Political analysts considered the non-partisan appointments of Lajčák and Borec as positive, with political scientist Ján Baránek adding that it was necessary to wait and see whether Fico’s signals about a new style were only a “wolf-in-sheep’s-clothing” approach or would become an expression of a new political culture, the SITA newswire reported in May.

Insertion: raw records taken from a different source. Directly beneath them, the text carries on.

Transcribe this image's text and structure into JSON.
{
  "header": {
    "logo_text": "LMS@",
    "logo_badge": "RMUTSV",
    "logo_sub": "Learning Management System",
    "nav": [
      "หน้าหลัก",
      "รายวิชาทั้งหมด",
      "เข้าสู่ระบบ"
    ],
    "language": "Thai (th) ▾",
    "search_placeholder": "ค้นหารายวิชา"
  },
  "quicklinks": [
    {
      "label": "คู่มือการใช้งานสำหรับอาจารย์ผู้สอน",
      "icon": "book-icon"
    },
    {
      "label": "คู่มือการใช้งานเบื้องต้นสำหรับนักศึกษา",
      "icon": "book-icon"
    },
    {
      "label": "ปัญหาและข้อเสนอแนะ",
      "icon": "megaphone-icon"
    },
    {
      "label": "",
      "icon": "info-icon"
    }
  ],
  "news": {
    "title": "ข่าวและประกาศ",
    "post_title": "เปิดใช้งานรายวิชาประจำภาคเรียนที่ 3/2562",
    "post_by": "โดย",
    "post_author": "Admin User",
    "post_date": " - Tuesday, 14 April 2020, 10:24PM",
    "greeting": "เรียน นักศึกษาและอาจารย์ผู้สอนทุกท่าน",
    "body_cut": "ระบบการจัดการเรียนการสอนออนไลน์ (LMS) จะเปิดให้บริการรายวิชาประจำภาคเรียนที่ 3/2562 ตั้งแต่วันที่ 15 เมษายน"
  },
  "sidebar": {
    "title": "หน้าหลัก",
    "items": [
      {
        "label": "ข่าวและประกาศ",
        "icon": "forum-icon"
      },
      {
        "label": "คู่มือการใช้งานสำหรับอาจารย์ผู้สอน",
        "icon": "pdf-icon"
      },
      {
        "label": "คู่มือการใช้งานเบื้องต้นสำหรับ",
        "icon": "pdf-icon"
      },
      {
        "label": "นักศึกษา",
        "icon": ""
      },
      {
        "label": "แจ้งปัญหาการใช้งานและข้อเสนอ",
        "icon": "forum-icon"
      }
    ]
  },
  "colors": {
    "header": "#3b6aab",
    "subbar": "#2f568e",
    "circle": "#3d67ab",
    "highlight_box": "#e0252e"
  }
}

Former finance minister Ján Počiatek went straight to the Ministry of Transport, Construction and Regional Development. Robert Kaliňák returned to his previous post as interior minister, as did Marek Maďarič as culture minister, while Dušan Čaplovič took the reins at the Education Ministry. Peter Kažimír, the former state secretary at the Finance Ministry is now the minister there. The country’s new defence minister is Martin Glváč, head of Smer’s Bratislava branch, and the Environment Ministry is in the hands of Peter Žiga, a former state secretary at the Economy Ministry and the head of Smer’s Košice branch. Former economy minister Ľubomír Jahnátek now leads the Agriculture Ministry and the new labour minister is Ján Richter, who served as Smer’s general manager.
While for some time it seemed that the creation of a top post for Ľubomír Vážny was uncertain, on November 26, the former transport minister was appointed deputy prime minister for investment. His responsibilities will lie mainly in the coordination of large investment projects with estimated costs of over €1 billion.
As for the leadership of the Slovak Parliament, Pavol Paška, Fico’s right-hand man, returned to his old job as speaker of parliament and now has two Smer deputies: the party’s regional head for Banská Bystrica, Jana Laššáková, and Renáta Zmajkovičová, another Smer deputy who previously headed the parliamentary mandate and immunity committee. For the opposition, Erika Jurinová of OĽaNO serves as deputy speaker along with Ján Figeľ, leader of the KDH. When it comes to the distribution of parliamentary committee chairs, Smer left nine to the opposition.
On May 3, President Ivan Gašparovič appointed Ján Valko, former head of the state-owned Nuclear and Decommissioning Company (JAVYS), to lead the Slovak Information Service (SIS) intelligence agency. Meanwhile Jozef Magala, SIS boss during the first Fico government, was given the cabinet’s nod to take the helm of the National Security Authority (NBÚ), which vets nominees for high political posts and issues security clearances.
In line with its earlier declarations, the government has eliminated the flat tax, made changes to the private pension savings scheme and the Labour Code, and Fico also has made the first steps towards accomplishing his plan to create a single public-health insurer in Slovakia, putting Slovakia’s two existing privately-owned public-health insurers on alert.